▶
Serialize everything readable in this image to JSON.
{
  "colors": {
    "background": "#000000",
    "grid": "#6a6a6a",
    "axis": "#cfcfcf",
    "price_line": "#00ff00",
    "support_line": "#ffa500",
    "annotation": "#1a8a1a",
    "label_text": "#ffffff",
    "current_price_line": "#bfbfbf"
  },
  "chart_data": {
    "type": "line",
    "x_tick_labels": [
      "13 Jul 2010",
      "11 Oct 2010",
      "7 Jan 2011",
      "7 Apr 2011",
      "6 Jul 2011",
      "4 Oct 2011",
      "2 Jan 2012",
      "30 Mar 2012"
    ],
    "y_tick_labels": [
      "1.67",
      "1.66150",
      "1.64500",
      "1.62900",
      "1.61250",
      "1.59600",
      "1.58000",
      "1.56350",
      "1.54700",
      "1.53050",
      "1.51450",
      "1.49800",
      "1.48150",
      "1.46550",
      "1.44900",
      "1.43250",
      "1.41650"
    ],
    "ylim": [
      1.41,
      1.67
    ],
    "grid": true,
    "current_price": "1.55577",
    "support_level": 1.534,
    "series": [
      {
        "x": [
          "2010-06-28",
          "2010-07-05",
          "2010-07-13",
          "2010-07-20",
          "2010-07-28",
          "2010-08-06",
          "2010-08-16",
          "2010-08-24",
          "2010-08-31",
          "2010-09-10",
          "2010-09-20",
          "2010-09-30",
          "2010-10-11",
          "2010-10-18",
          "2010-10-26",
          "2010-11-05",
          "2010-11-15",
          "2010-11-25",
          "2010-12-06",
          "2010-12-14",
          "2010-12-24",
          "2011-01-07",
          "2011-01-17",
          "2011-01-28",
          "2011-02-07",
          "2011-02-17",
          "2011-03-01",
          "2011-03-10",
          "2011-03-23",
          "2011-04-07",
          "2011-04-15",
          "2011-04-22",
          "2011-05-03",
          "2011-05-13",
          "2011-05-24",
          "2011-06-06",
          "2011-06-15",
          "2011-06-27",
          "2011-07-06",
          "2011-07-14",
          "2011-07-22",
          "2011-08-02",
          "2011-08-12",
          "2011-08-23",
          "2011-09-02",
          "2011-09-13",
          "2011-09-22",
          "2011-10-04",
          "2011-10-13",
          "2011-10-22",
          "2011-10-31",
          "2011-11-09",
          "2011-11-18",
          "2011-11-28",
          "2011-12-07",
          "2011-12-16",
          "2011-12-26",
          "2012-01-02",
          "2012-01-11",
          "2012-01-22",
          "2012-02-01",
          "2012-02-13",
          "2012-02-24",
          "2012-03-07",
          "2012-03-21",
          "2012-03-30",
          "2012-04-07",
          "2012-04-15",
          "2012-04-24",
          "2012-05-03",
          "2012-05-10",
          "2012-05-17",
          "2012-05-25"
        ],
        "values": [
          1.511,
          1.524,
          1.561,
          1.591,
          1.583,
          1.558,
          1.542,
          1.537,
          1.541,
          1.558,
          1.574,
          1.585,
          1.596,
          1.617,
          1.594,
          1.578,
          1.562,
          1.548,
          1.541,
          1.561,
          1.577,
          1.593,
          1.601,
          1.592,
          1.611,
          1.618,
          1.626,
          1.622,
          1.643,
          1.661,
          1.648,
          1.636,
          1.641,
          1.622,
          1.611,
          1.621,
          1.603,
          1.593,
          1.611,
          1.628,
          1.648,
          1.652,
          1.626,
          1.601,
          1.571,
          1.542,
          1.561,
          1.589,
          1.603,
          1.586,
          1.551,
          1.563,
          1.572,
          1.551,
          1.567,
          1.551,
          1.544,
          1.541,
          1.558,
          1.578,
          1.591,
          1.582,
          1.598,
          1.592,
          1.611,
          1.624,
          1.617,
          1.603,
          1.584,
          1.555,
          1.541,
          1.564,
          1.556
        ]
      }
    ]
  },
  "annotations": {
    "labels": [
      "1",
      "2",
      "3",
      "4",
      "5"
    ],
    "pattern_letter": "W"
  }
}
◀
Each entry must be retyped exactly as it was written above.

▸ **Task response**
Serialize everything readable in this image to JSON.
{
  "colors": {
    "background": "#000000",
    "grid": "#6a6a6a",
    "axis": "#cfcfcf",
    "price_line": "#00ff00",
    "support_line": "#ffa500",
    "annotation": "#1a8a1a",
    "label_text": "#ffffff",
    "current_price_line": "#bfbfbf"
  },
  "chart_data": {
    "type": "line",
    "x_tick_labels": [
      "13 Jul 2010",
      "11 Oct 2010",
      "7 Jan 2011",
      "7 Apr 2011",
      "6 Jul 2011",
      "4 Oct 2011",
      "2 Jan 2012",
      "30 Mar 2012"
    ],
    "y_tick_labels": [
      "1.67",
      "1.66150",
      "1.64500",
      "1.62900",
      "1.61250",
      "1.59600",
      "1.58000",
      "1.56350",
      "1.54700",
      "1.53050",
      "1.51450",
      "1.49800",
      "1.48150",
      "1.46550",
      "1.44900",
      "1.43250",
      "1.41650"
    ],
    "ylim": [
      1.41,
      1.67
    ],
    "grid": true,
    "current_price": "1.55577",
    "support_level": 1.534,
    "series": [
      {
        "x": [
          "2010-06-28",
          "2010-07-05",
          "2010-07-13",
          "2010-07-20",
          "2010-07-28",
          "2010-08-06",
          "2010-08-16",
          "2010-08-24",
          "2010-08-31",
          "2010-09-10",
          "2010-09-20",
          "2010-09-30",
          "2010-10-11",
          "2010-10-18",
          "2010-10-26",
          "2010-11-05",
          "2010-11-15",
          "2010-11-25",
          "2010-12-06",
          "2010-12-14",
          "2010-12-24",
          "2011-01-07",
          "2011-01-17",
          "2011-01-28",
          "2011-02-07",
          "2011-02-17",
          "2011-03-01",
          "2011-03-10",
          "2011-03-23",
          "2011-04-07",
          "2011-04-15",
          "2011-04-22",
          "2011-05-03",
          "2011-05-13",
          "2011-05-24",
          "2011-06-06",
          "2011-06-15",
          "2011-06-27",
          "2011-07-06",
          "2011-07-14",
          "2011-07-22",
          "2011-08-02",
          "2011-08-12",
          "2011-08-23",
          "2011-09-02",
          "2011-09-13",
          "2011-09-22",
          "2011-10-04",
          "2011-10-13",
          "2011-10-22",
          "2011-10-31",
          "2011-11-09",
          "2011-11-18",
          "2011-11-28",
          "2011-12-07",
          "2011-12-16",
          "2011-12-26",
          "2012-01-02",
          "2012-01-11",
          "2012-01-22",
          "2012-02-01",
          "2012-02-13",
          "2012-02-24",
          "2012-03-07",
          "2012-03-21",
          "2012-03-30",
          "2012-04-07",
          "2012-04-15",
          "2012-04-24",
          "2012-05-03",
          "2012-05-10",
          "2012-05-17",
          "2012-05-25"
        ],
        "values": [
          1.511,
          1.524,
          1.561,
          1.591,
          1.583,
          1.558,
          1.542,
          1.537,
          1.541,
          1.558,
          1.574,
          1.585,
          1.596,
          1.617,
          1.594,
          1.578,
          1.562,
          1.548,
          1.541,
          1.561,
          1.577,
          1.593,
          1.601,
          1.592,
          1.611,
          1.618,
          1.626,
          1.622,
          1.643,
          1.661,
          1.648,
          1.636,
          1.641,
          1.622,
          1.611,
          1.621,
          1.603,
          1.593,
          1.611,
          1.628,
          1.648,
          1.652,
          1.626,
          1.601,
          1.571,
          1.542,
          1.561,
          1.589,
          1.603,
          1.586,
          1.551,
          1.563,
          1.572,
          1.551,
          1.567,
          1.551,
          1.544,
          1.541,
          1.558,
          1.578,
          1.591,
          1.582,
          1.598,
          1.592,
          1.611,
          1.624,
          1.617,
          1.603,
          1.584,
          1.555,
          1.541,
          1.564,
          1.556
        ]
      }
    ]
  },
  "annotations": {
    "labels": [
      "1",
      "2",
      "3",
      "4",
      "5"
    ],
    "pattern_letter": "W"
  }
}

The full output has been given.